’Tis the season to add activities and expenditures to your already overfull calendar and overtaxed budget, and also to field a bunch of extra family-centric demands. Yay, family! On top of everything else, you may get invited to your toddler nephew’s nativity play or be expected to travel six hours cross-country to spend Christmas Eve in the childhood bed you outgrew 15 years ago. Or perhaps you’ll get a voicemail from your mother-in-law requesting gluten-free stuffing for her new boyfriend, whom she is apparently bringing to dinner at your home.
If you say yes to all of it, you’re going to wind up an empty shell at the end of the year — like Santa’s toy sack, except you don’t get 364 days to recover before going back to work.

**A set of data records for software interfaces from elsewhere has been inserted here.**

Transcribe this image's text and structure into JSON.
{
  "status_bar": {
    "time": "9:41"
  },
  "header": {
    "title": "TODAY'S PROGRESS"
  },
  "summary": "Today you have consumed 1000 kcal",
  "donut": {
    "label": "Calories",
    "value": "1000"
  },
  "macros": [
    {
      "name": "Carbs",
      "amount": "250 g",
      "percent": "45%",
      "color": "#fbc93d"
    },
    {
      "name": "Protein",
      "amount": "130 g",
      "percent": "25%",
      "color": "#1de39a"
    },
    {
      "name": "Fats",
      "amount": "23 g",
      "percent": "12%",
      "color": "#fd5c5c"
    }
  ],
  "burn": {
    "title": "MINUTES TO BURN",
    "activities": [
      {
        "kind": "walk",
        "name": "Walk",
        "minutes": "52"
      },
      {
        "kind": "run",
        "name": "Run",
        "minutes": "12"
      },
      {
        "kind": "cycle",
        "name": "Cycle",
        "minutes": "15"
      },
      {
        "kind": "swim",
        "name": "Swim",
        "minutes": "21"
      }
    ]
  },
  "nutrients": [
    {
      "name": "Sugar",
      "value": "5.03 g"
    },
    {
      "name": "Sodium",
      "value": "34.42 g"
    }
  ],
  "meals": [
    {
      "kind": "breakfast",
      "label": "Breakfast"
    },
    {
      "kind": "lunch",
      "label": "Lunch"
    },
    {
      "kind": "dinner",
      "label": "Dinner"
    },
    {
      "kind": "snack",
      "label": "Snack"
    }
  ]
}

Instead, try something like: “I can’t make it to Billy’s play, but I look forward to seeing blurry mobile phone video footage of his star turn as Manger Sheep #2!”
Or: “I love you guys, but my 40-year-old back needs a little more support than ye olde bunk bed can offer, so I’ll be getting a hotel for the night.”
Or: “My oven racks are all spoken for, but if your gentleman caller wants to contribute a dish to the spread, he is more than welcome to do so. What was his name again?”
If your family love you and want you to be happy this holiday season, they should be the most tolerant and understanding of your limits, should they not? Not to mention, they probably also have too much going on — which means the perfect gift for everyone would be to let each other off the hook.
Originally published in The Australian